From all that I can find, this is most likely a product of etymological development. The word first appeared in the 12th century, coming from the Old English "ut", the word began to surface as Middle English, but was mostly used as a verb, prefix, or adjective, while "in", coming form Old English 'inne" and was grammatically a preposition from Old English moving forward.
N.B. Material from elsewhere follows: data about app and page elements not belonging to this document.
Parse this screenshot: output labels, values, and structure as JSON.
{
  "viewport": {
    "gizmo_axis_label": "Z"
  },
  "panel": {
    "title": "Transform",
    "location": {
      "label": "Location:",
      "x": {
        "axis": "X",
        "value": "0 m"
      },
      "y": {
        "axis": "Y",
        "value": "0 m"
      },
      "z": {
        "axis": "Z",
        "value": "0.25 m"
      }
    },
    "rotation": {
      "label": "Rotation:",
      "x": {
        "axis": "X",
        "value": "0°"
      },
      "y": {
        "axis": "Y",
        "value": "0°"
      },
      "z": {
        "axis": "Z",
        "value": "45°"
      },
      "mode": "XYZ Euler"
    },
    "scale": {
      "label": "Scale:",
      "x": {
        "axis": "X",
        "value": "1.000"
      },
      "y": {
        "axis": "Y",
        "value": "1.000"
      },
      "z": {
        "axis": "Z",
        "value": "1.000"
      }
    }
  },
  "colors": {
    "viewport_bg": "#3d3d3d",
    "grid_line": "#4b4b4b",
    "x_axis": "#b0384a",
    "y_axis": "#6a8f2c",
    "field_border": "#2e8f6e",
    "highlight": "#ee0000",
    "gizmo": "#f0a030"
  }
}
So it is POSSIBLE that the distinction comes from the need to address "out" as a prepositional opposite/counterpart to "in" and "of" the means to make the distinction.
It is also possible that the phonetics of "inne" versus "ut" played a rolled, ad "inne of" simmilar vows sounds might have been merged during Middle English, thus removing the "of" before inne evolved into "in". This is just a thory mind you, but as people spoke and Engish merged with other languages, it is possible that "inne of" shortened to just "inne" and then shortened again to just "in" as the extra "ne" tends to get dropped by those speaking the language.
As for a modern day rule though, there is nothing I could find, so I think it is evolved basically into the prepositional equivalent to an irregular verb.